All about Hugh de Wardener

Wednesday 8 August 2007

Hugh de Wardener is regarded as the single most influential nephrologist produced by the UK in the 20th Century. He qualified at St Thomas’ Hospital in 1939 and joined the Royal Army Medical Corps. He served with distinction, was interned by the Japanese, and was awarded a military MBE.
After the war, he returned to St Thomas’ as a lecturer and started work on renal physiology, salt and water balance, and acute renal failure. During this time, he wrote his internationally famous book, ‘The Kidney’, which described renal physiology and disease with exceptional clarity.
In 1962, he was appointed Professor of Medicine at Charing Cross Hospital, and remained in this post until his retirement in 1981. He continued to work on the role of salt and water in relation to blood pressure and, in particular, investigated natriuretic hormones and performed early work on the use of renal biopsy in the diagnosis of glomerulonephritis. He was also responsible for the introduction of maintenance dialysis at Charing Cross and in expanding this service across the UK.

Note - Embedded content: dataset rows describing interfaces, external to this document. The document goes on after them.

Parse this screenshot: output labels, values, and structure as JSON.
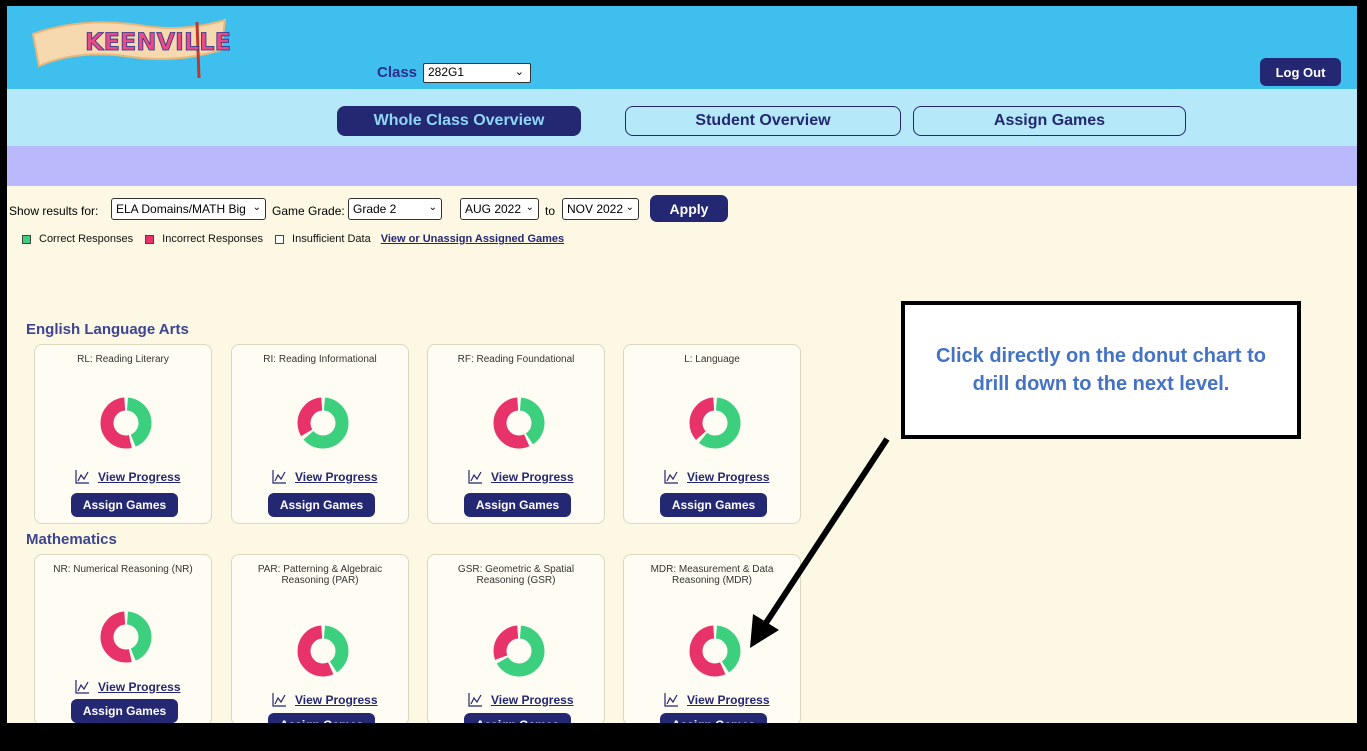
{
  "app": {
    "logo_text": "KEENVILLE"
  },
  "header": {
    "class_label": "Class",
    "class_value": "282G1",
    "logout_label": "Log Out"
  },
  "nav": {
    "tabs": [
      {
        "label": "Whole Class Overview",
        "active": true
      },
      {
        "label": "Student Overview",
        "active": false
      },
      {
        "label": "Assign Games",
        "active": false
      }
    ]
  },
  "filters": {
    "show_results_label": "Show results for:",
    "show_results_value": "ELA Domains/MATH Big",
    "game_grade_label": "Game Grade:",
    "game_grade_value": "Grade 2",
    "from_value": "AUG 2022",
    "to_label": "to",
    "to_value": "NOV 2022",
    "apply_label": "Apply"
  },
  "legend": {
    "correct": "Correct Responses",
    "incorrect": "Incorrect Responses",
    "insufficient": "Insufficient Data",
    "link": "View or Unassign Assigned Games",
    "colors": {
      "correct": "#3ccf7e",
      "incorrect": "#e8336a"
    }
  },
  "sections": [
    {
      "title": "English Language Arts",
      "cards": [
        {
          "title": "RL: Reading Literary",
          "correct_fraction": 0.45,
          "view_progress": "View Progress",
          "assign": "Assign Games"
        },
        {
          "title": "RI: Reading Informational",
          "correct_fraction": 0.65,
          "view_progress": "View Progress",
          "assign": "Assign Games"
        },
        {
          "title": "RF: Reading Foundational",
          "correct_fraction": 0.42,
          "view_progress": "View Progress",
          "assign": "Assign Games"
        },
        {
          "title": "L: Language",
          "correct_fraction": 0.62,
          "view_progress": "View Progress",
          "assign": "Assign Games"
        }
      ]
    },
    {
      "title": "Mathematics",
      "cards": [
        {
          "title": "NR: Numerical Reasoning (NR)",
          "correct_fraction": 0.45,
          "view_progress": "View Progress",
          "assign": "Assign Games"
        },
        {
          "title": "PAR: Patterning & Algebraic Reasoning (PAR)",
          "correct_fraction": 0.42,
          "view_progress": "View Progress",
          "assign": "Assign Games"
        },
        {
          "title": "GSR: Geometric & Spatial Reasoning (GSR)",
          "correct_fraction": 0.68,
          "view_progress": "View Progress",
          "assign": "Assign Games"
        },
        {
          "title": "MDR: Measurement & Data Reasoning (MDR)",
          "correct_fraction": 0.42,
          "view_progress": "View Progress",
          "assign": "Assign Games"
        }
      ]
    }
  ],
  "callout": {
    "text": "Click directly on the donut chart to drill down to the next level."
  }
}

(Hello to the person or persons persistently googling this site for Hugh de Wardener over the past few months! Hopefully you now won’t have to leave here empty-handed. In the next day or two, more funtastic posts plus some more photos and music. If you’re lucky, I might even update the indices and install a search engine.)
  1. As part of my research on POWs–for a novel I am writing–I am reading Railroad of Death by John Coast (actually out of print at this time). Dr. Hugh de Wardener is mentioned in the dedication. I am humbled by the bravery, strength and ingenuity of this extraordinary man.

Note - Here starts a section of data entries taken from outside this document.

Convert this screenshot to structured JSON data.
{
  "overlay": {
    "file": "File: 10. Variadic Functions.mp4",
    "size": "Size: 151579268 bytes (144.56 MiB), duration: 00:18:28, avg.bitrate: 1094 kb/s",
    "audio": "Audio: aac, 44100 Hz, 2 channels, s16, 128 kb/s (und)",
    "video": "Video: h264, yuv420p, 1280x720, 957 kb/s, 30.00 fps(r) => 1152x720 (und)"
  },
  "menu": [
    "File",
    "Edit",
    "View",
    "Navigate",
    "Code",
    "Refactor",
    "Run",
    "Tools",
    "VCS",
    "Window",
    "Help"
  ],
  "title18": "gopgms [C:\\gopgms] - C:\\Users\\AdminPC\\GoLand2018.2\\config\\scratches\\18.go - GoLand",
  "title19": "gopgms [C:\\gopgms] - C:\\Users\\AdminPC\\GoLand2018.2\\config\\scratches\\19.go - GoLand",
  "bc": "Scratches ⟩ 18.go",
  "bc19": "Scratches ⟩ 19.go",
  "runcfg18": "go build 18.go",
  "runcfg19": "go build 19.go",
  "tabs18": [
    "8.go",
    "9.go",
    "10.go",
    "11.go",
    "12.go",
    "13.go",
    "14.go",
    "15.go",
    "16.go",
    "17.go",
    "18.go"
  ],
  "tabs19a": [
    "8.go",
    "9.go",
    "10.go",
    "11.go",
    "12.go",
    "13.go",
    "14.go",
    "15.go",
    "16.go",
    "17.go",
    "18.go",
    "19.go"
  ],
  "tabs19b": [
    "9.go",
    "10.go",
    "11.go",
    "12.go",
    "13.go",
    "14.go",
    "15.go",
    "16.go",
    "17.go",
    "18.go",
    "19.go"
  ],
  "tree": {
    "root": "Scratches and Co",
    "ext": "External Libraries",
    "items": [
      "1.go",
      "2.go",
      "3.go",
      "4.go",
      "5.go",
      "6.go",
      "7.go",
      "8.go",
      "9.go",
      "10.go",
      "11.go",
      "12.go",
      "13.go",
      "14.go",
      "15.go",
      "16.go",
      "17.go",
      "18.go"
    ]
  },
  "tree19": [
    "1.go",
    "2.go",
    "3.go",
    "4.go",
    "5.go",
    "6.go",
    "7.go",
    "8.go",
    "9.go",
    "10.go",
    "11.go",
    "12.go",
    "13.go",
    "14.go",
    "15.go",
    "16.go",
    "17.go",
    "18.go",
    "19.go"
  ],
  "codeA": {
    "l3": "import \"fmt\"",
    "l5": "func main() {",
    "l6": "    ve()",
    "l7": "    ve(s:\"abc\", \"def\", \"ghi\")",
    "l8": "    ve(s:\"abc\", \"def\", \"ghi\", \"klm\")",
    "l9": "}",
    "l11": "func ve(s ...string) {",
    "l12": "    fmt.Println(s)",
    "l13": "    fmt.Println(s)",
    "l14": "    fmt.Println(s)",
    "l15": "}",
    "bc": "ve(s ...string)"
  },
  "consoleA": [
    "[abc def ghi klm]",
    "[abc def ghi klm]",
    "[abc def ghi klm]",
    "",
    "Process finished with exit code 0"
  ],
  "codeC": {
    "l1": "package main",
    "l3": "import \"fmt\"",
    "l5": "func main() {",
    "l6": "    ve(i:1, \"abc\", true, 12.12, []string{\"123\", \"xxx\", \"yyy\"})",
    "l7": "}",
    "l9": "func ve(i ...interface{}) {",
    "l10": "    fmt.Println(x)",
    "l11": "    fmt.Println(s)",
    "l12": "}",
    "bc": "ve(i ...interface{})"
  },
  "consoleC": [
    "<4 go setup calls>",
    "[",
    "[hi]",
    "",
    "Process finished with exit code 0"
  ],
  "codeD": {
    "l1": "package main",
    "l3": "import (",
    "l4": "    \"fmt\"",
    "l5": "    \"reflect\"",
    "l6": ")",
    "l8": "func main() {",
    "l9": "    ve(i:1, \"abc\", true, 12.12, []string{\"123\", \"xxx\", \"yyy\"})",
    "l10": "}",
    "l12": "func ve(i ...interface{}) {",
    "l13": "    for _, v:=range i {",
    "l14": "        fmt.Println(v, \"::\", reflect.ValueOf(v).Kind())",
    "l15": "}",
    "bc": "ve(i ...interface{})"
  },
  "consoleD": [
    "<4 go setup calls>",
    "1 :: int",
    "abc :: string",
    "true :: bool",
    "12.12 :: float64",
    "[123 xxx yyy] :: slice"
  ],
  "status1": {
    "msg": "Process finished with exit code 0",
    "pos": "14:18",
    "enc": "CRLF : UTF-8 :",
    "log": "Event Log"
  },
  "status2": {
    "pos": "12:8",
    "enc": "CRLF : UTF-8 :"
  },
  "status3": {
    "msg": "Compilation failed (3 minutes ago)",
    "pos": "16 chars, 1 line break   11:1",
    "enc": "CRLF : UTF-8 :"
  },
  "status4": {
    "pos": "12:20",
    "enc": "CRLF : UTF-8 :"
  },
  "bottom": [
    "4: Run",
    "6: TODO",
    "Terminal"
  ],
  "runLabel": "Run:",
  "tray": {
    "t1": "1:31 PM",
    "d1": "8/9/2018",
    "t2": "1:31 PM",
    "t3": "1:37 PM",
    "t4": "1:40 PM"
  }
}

  2. I worked for professor de Wardener at Charing Cross Medical School in the 70′s – What a nice human person he was! he would talk to you as any friend – He would chat away whilst operating confident in what he was doing -